Task details:
Take every line from the data that has the word "Guns" in it.

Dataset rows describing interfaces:
>>>>

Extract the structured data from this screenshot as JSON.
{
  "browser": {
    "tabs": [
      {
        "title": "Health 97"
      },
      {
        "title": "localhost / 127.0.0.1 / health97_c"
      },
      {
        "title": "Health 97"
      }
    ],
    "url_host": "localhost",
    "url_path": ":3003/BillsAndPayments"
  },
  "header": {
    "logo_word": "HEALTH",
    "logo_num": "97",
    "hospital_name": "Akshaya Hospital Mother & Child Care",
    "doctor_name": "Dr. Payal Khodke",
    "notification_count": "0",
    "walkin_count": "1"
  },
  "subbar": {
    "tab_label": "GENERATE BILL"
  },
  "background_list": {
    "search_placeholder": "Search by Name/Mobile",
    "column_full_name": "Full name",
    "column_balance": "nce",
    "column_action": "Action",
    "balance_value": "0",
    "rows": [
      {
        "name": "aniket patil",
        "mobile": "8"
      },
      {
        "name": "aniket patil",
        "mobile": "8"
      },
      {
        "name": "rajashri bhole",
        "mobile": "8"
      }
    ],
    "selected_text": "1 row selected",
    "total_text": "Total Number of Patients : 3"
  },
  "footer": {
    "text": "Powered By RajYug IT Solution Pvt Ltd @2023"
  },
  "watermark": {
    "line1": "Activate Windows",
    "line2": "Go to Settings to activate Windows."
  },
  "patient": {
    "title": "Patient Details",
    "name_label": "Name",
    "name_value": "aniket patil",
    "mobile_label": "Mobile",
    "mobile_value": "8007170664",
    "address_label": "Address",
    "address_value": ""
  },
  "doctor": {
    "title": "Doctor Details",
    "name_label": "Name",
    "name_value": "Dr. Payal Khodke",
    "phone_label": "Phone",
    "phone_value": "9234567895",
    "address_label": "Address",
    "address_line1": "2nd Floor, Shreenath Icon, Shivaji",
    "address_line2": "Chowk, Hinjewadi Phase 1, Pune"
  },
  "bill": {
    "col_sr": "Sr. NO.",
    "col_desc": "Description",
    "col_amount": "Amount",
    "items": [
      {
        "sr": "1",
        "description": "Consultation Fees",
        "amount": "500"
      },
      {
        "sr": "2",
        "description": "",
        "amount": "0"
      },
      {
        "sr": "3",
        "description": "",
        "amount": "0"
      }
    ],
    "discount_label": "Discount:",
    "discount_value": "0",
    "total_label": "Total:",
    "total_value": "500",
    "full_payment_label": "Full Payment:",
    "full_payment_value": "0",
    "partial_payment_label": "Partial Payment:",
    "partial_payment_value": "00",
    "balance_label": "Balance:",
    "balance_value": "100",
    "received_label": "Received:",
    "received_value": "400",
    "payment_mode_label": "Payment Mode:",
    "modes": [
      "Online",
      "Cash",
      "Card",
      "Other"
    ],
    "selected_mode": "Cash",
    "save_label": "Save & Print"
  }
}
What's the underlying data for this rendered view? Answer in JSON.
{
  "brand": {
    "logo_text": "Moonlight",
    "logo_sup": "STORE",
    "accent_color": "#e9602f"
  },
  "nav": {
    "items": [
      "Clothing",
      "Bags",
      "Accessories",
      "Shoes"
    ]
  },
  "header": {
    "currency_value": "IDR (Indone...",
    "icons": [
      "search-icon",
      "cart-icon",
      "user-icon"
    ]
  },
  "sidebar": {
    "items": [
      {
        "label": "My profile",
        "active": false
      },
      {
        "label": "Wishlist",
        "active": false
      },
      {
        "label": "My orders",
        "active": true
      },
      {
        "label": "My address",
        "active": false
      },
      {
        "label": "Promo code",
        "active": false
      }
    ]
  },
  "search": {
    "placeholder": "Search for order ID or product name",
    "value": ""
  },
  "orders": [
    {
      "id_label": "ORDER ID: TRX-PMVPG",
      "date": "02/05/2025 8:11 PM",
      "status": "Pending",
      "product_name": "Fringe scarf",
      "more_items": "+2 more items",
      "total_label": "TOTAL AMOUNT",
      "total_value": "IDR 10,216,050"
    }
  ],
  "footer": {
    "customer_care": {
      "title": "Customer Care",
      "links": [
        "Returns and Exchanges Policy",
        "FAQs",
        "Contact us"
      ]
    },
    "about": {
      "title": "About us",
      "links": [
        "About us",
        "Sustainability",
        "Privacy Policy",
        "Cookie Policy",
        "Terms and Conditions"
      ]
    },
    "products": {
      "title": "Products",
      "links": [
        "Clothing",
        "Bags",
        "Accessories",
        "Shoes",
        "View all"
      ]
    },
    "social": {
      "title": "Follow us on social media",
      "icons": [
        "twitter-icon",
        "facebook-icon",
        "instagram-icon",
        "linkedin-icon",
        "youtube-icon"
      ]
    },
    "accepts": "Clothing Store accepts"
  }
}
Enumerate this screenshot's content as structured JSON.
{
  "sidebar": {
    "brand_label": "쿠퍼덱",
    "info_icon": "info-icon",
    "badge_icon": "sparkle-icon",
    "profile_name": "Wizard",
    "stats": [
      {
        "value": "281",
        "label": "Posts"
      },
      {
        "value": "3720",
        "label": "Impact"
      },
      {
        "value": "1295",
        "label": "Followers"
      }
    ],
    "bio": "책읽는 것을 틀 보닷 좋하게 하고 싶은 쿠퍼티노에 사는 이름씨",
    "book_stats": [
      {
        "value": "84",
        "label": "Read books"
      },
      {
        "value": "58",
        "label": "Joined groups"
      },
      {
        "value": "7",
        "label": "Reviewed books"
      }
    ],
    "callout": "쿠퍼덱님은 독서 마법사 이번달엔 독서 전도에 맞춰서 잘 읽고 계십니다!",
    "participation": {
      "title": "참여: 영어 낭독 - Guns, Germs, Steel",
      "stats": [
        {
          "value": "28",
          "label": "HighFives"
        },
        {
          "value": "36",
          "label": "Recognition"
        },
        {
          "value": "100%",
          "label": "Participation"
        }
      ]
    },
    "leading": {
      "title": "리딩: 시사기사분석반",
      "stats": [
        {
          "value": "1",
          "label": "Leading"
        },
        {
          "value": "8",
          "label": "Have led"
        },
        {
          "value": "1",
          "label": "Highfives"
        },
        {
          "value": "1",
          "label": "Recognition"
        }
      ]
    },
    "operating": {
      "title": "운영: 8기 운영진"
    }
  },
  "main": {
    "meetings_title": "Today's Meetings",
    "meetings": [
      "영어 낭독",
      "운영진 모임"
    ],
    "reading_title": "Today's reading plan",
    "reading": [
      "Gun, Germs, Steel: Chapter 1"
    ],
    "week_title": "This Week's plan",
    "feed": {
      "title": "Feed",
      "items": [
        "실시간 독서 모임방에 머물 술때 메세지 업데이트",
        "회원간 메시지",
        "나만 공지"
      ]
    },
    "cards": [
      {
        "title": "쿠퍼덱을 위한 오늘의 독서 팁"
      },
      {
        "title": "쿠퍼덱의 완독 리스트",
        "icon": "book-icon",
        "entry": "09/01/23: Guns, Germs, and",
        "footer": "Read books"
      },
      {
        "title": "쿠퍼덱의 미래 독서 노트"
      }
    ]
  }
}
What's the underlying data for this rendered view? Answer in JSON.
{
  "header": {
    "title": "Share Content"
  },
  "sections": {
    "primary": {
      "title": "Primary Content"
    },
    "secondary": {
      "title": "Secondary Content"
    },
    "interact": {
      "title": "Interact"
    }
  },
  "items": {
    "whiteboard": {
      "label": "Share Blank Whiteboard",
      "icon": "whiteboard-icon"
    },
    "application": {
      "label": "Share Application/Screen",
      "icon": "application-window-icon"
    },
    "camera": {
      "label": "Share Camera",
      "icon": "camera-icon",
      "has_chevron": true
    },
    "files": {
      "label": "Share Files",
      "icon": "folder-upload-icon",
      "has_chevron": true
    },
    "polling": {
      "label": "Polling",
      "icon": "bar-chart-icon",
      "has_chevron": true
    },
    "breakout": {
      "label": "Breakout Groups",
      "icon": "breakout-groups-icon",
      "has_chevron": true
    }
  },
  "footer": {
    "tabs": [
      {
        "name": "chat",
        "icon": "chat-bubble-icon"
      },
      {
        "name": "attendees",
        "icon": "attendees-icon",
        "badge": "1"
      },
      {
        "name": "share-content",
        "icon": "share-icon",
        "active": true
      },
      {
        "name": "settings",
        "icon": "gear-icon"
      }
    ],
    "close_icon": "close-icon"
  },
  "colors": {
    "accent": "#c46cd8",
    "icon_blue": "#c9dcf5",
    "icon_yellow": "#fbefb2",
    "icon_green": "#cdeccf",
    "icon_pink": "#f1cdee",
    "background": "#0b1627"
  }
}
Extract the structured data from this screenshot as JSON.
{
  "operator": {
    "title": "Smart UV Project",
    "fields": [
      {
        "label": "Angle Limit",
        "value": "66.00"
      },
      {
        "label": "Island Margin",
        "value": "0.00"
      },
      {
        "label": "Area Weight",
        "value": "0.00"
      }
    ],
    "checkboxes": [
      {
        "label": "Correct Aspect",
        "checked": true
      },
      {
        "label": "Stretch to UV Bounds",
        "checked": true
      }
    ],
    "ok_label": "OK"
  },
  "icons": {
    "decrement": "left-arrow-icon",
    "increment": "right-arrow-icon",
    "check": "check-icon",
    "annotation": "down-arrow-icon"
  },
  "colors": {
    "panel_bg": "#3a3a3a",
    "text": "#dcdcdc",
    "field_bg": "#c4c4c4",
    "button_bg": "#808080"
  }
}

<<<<

Result of this task:
      "title": "참여: 영어 낭독 - Guns, Germs, Steel",
        "entry": "09/01/23: Guns, Germs, and",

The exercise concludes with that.